|The Frankfurt-Tipp rating:|
|Genre:||Adventure, War movie|
|Production country:||Deutschland 2012|
|Running time:||Approx. 115 min.|
|Rated:||From 12 years|
In 1914, the first year of World War I, the cruiser Emden of the Imperial Navy has gained a reputation for being feared and respected in equal measure through cunning maneuvering, but also through fairness to the enemy. This reputation is abruptly shattered when, during a mission on a small English atoll in the Indian Ocean, the Emden is sunk ashore by an Australian destroyer in full view of her crew of barely fifty. But the men of the Emden do not give up so easily. Under the leadership of Captain Hellmuth von Mücke (Sebastian Blomberg) and the officers Friedrich von Schulau (Jan Henrik Stahlberg) and Karl Overbeck (Ken Duken), they succeed in capturing an old sailing ship with which the men want to make their way to Germany. But the way is long and when the neutral Dutch Sumatra refuses to help, the fate of the crew seems to be sealed. But von Mücke is not prepared to give up the lives of his men.
The Men of the Emden tells the true story of the marines who, after their ship was destroyed in 1914, took on an incredible, dangerous and almost impossible journey to get back to their homeland. Director Berengar Pfahl has filmed the exciting story on locations in Greece, Sri Lanka, Tunisia, Malta and Germany in partly impressive pictures. His film is actually conceived as a 180-minute two-parter for television, which will first be exploited in a nearly two-hour version in the cinema. And this is exactly the problem of the film. Although its images absolutely justify a theatrical release, dramaturgically it comes across as good TV merchandise. In addition, the theatrical version is in some places clearly noticeable that here has been shortened and tightened.
That is not to say that The Men of Emden is a bad film. Even if some of the supporting actors deliver their smaller roles a bit unmotivated, the main actors, especially Sebastian Blomberg and Oliver Korittke, are beyond any doubt. Especially in the scenes where the tensions between the men become more and more intense in the face of hunger, thirst and desperation, the film is not only visually, but also fully convincing in terms of acting. It is at moments like these that Berengar then manages to let real tension build, which noticeably adds to the entertainment value of the adventure story.
Nevertheless, in the end the feeling remains of having seen something unfinished, which is simply better off on television than in the cinema.

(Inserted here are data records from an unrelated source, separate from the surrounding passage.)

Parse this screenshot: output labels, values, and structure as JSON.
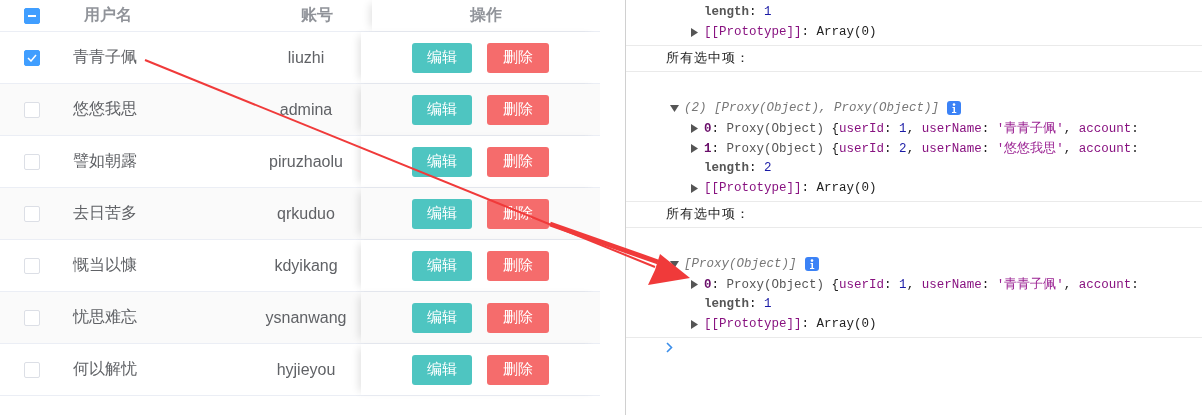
{
  "table": {
    "header": {
      "select_all": {
        "indeterminate": true
      },
      "columns": [
        "用户名",
        "账号",
        "操作"
      ]
    },
    "rows": [
      {
        "checked": true,
        "name": "青青子佩",
        "account": "liuzhi",
        "actions": [
          "编辑",
          "删除"
        ]
      },
      {
        "checked": false,
        "name": "悠悠我思",
        "account": "admina",
        "actions": [
          "编辑",
          "删除"
        ]
      },
      {
        "checked": false,
        "name": "譬如朝露",
        "account": "piruzhaolu",
        "actions": [
          "编辑",
          "删除"
        ]
      },
      {
        "checked": false,
        "name": "去日苦多",
        "account": "qrkuduo",
        "actions": [
          "编辑",
          "删除"
        ]
      },
      {
        "checked": false,
        "name": "慨当以慷",
        "account": "kdyikang",
        "actions": [
          "编辑",
          "删除"
        ]
      },
      {
        "checked": false,
        "name": "忧思难忘",
        "account": "ysnanwang",
        "actions": [
          "编辑",
          "删除"
        ]
      },
      {
        "checked": false,
        "name": "何以解忧",
        "account": "hyjieyou",
        "actions": [
          "编辑",
          "删除"
        ]
      }
    ]
  },
  "console": {
    "entries": [
      {
        "kind": "tail",
        "children": [
          {
            "tokens": [
              {
                "t": "length",
                "kind": "key"
              },
              {
                "t": ": ",
                "kind": "plain"
              },
              {
                "t": "1",
                "kind": "number"
              }
            ]
          },
          {
            "expanded": false,
            "tokens": [
              {
                "t": "[[Prototype]]",
                "kind": "prop"
              },
              {
                "t": ": ",
                "kind": "plain"
              },
              {
                "t": "Array(0)",
                "kind": "plain"
              }
            ]
          }
        ]
      },
      {
        "kind": "log",
        "text": "所有选中项："
      },
      {
        "kind": "object",
        "summary": "(2) [Proxy(Object), Proxy(Object)]",
        "expanded": true,
        "children": [
          {
            "expanded": false,
            "tokens": [
              {
                "t": "0",
                "kind": "index"
              },
              {
                "t": ": ",
                "kind": "plain"
              },
              {
                "t": "Proxy(Object) ",
                "kind": "type"
              },
              {
                "t": "{",
                "kind": "plain"
              },
              {
                "t": "userId",
                "kind": "prop"
              },
              {
                "t": ": ",
                "kind": "plain"
              },
              {
                "t": "1",
                "kind": "number"
              },
              {
                "t": ", ",
                "kind": "plain"
              },
              {
                "t": "userName",
                "kind": "prop"
              },
              {
                "t": ": ",
                "kind": "plain"
              },
              {
                "t": "'青青子佩'",
                "kind": "string"
              },
              {
                "t": ", ",
                "kind": "plain"
              },
              {
                "t": "account",
                "kind": "prop"
              },
              {
                "t": ":",
                "kind": "plain"
              }
            ]
          },
          {
            "expanded": false,
            "tokens": [
              {
                "t": "1",
                "kind": "index"
              },
              {
                "t": ": ",
                "kind": "plain"
              },
              {
                "t": "Proxy(Object) ",
                "kind": "type"
              },
              {
                "t": "{",
                "kind": "plain"
              },
              {
                "t": "userId",
                "kind": "prop"
              },
              {
                "t": ": ",
                "kind": "plain"
              },
              {
                "t": "2",
                "kind": "number"
              },
              {
                "t": ", ",
                "kind": "plain"
              },
              {
                "t": "userName",
                "kind": "prop"
              },
              {
                "t": ": ",
                "kind": "plain"
              },
              {
                "t": "'悠悠我思'",
                "kind": "string"
              },
              {
                "t": ", ",
                "kind": "plain"
              },
              {
                "t": "account",
                "kind": "prop"
              },
              {
                "t": ":",
                "kind": "plain"
              }
            ]
          },
          {
            "tokens": [
              {
                "t": "length",
                "kind": "key"
              },
              {
                "t": ": ",
                "kind": "plain"
              },
              {
                "t": "2",
                "kind": "number"
              }
            ]
          },
          {
            "expanded": false,
            "tokens": [
              {
                "t": "[[Prototype]]",
                "kind": "prop"
              },
              {
                "t": ": ",
                "kind": "plain"
              },
              {
                "t": "Array(0)",
                "kind": "plain"
              }
            ]
          }
        ]
      },
      {
        "kind": "log",
        "text": "所有选中项："
      },
      {
        "kind": "object",
        "summary": "[Proxy(Object)]",
        "expanded": true,
        "children": [
          {
            "expanded": false,
            "tokens": [
              {
                "t": "0",
                "kind": "index"
              },
              {
                "t": ": ",
                "kind": "plain"
              },
              {
                "t": "Proxy(Object) ",
                "kind": "type"
              },
              {
                "t": "{",
                "kind": "plain"
              },
              {
                "t": "userId",
                "kind": "prop"
              },
              {
                "t": ": ",
                "kind": "plain"
              },
              {
                "t": "1",
                "kind": "number"
              },
              {
                "t": ", ",
                "kind": "plain"
              },
              {
                "t": "userName",
                "kind": "prop"
              },
              {
                "t": ": ",
                "kind": "plain"
              },
              {
                "t": "'青青子佩'",
                "kind": "string"
              },
              {
                "t": ", ",
                "kind": "plain"
              },
              {
                "t": "account",
                "kind": "prop"
              },
              {
                "t": ":",
                "kind": "plain"
              }
            ]
          },
          {
            "tokens": [
              {
                "t": "length",
                "kind": "key"
              },
              {
                "t": ": ",
                "kind": "plain"
              },
              {
                "t": "1",
                "kind": "number"
              }
            ]
          },
          {
            "expanded": false,
            "tokens": [
              {
                "t": "[[Prototype]]",
                "kind": "prop"
              },
              {
                "t": ": ",
                "kind": "plain"
              },
              {
                "t": "Array(0)",
                "kind": "plain"
              }
            ]
          }
        ]
      }
    ]
  }
}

The elaborate production, the good actors and the partly very picturesque locations lift The Men of Emden in some respects above the level of big event two-parters. But the dramaturgical realization is just not great cinema and leaves a rather unsatisfactory overall impression, which, however, in the TV broadcast of the long version could still change for the better. Therefore applies: in the cinema only with deductions worth seeing!
An article by Frankfurt-Tipp